What the exercise asks:
Keep the images out while you retype all of the data exactly.
+--
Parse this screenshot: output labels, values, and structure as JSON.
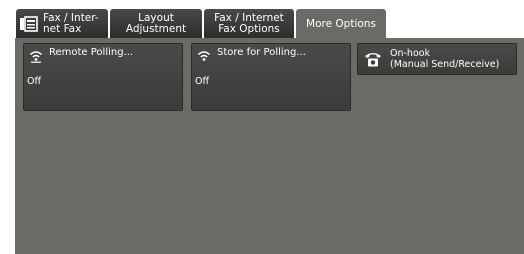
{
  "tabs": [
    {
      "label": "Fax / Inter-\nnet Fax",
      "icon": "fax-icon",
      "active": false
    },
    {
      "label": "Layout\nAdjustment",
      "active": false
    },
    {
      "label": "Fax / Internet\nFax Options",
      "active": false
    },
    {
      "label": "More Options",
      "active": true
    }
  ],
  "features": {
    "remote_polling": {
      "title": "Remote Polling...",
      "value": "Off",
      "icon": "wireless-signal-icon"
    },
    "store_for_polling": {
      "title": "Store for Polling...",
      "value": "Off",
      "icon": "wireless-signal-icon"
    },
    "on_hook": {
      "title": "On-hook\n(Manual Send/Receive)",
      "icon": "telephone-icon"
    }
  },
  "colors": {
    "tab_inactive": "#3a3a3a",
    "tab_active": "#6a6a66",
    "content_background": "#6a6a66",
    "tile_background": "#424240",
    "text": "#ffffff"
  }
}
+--
Reply to the task:
Parse this screenshot: output labels, values, and structure as JSON.
{
  "tabs": [
    {
      "label": "Fax / Inter-\nnet Fax",
      "icon": "fax-icon",
      "active": false
    },
    {
      "label": "Layout\nAdjustment",
      "active": false
    },
    {
      "label": "Fax / Internet\nFax Options",
      "active": false
    },
    {
      "label": "More Options",
      "active": true
    }
  ],
  "features": {
    "remote_polling": {
      "title": "Remote Polling...",
      "value": "Off",
      "icon": "wireless-signal-icon"
    },
    "store_for_polling": {
      "title": "Store for Polling...",
      "value": "Off",
      "icon": "wireless-signal-icon"
    },
    "on_hook": {
      "title": "On-hook\n(Manual Send/Receive)",
      "icon": "telephone-icon"
    }
  },
  "colors": {
    "tab_inactive": "#3a3a3a",
    "tab_active": "#6a6a66",
    "content_background": "#6a6a66",
    "tile_background": "#424240",
    "text": "#ffffff"
  }
}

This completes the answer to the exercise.